The history of Sickle cell anemia begins for the most part in the early beginnings of the twentieth century when James Herrick and Ernest Edward Irons in 1910 discovered the unusual sickle cells, so named for their sickle like shape in a patient who was suffering from anemia.  However it was not until some twelve years later that sickle cell anemia was actually named by Vernon Mason.  This is not to say that the disease was not in fact prevalent long before it was identified as such by Western medicine.  Rather, this had been a common disease with a long history.  The next stage in the history of sickle cell anemia was the 1949 proof by Linus Pauling that proved that the unusual shape of the red blood cells in sickle cell anemia was due to an alteration of the haemoglobin within them.  It is unclear where the genetic mutation, as sickle cell anemia is indeed caused by genetic factors, originated from, though it is hypothesized by some that it has its roots in Africa, the Middle East and India many generations ago.


Symptoms of Sickle Cell Anemia

Sickle cell anemia, being a genetic disorder, is ultimately characterised by the genetic mutation that causes it which, according to the Mayo Clinic, effects one in twelve black Americans.  As the name of the disease would suggest, one of the characteristic aspects of sickle cell anemia is anemia itself, which is a result of a lack of viable red blood cells leading to a lack of oxygen circulating in the body, characterised by a feelings of fatigue or lethargy.  In addition, the unusual sickle shape of these blood cells can cause them to become stuck in blood vessels throughout the body leading to intense feelings of pain that may require hospitalization.  The pains themselves may last between a few hours to a few weeks at a time, varying in severity, location and frequency based on the individual experience of each discrete case of sickle cell anemia.  Another symptom of sickle cell anemia is a swelling in the hands and feet, which most often characterised the presence of the disease in infants and is known as Hand-foot syndrome.  There are a number of other symptomatic difficulties for those suffering from sickle cell anemia and these include vision problems, frequent infections, stunted growth and a yellowing of the skin known as jaundice, which stems from liver damage.


How to Treat Sickle Cell Anemia


The only way in which sickle cell anemia can be potentially cured is through a bone marrow transplant, which in of itself is a very difficult procedure to undergo at the very least because there are so few suitable donors for each individual who requires them.  In general, individuals who have sickle cell anemia spend more time attempting to alleviate the symptoms due to complications.  As a result it is not uncommon for those who are suffering from sickle cell anemia to have to regularly consult with a physician in order to monitor the progress of the disease and the quality of the red blood cells in their blood stream.

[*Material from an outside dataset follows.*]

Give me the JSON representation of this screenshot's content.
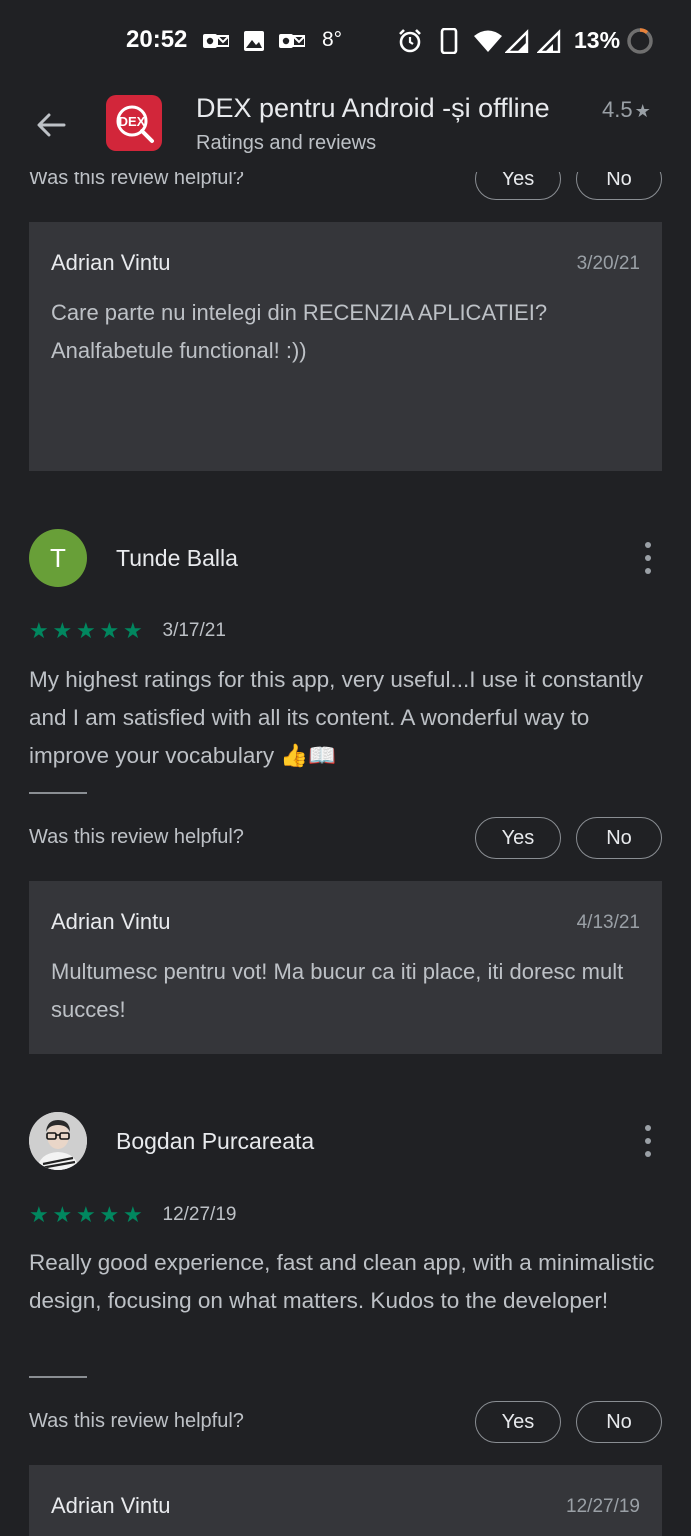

There are a few types of medications that are regularly prescribed such as antibiotics which are used to prevent bacterial infections as a result of the sickle cell anemia.  In addition, the painful episodes caused by the blockages due to the sickle cells becoming stuck in small blood vessels may require the use of analgesics, including at times stronger, prescription pain killers.  There is also a drug called hydroxyurea (Droxia, Hydrea), which stimulates the production of haemoglobin in order to ensure that there is a sufficient number of healthy blood cells in the blood stream; however, long term usage of this drug is in some studies considered to be detrimental to the health of the patient.


In some cases blood transfusions are also undergone in order to improve the quality of the red blood cells circulating in the blood stream.  There are also a number of other treatments which due to the limitations of this particular article cannot be gone into in much depth.  However, they do include such procedures as bone marrow transplants and genetic therapy.  It is recommended that should you be considering any of the mentioned treatment options for sickle cell anemia that you only do so under the advice of your physician.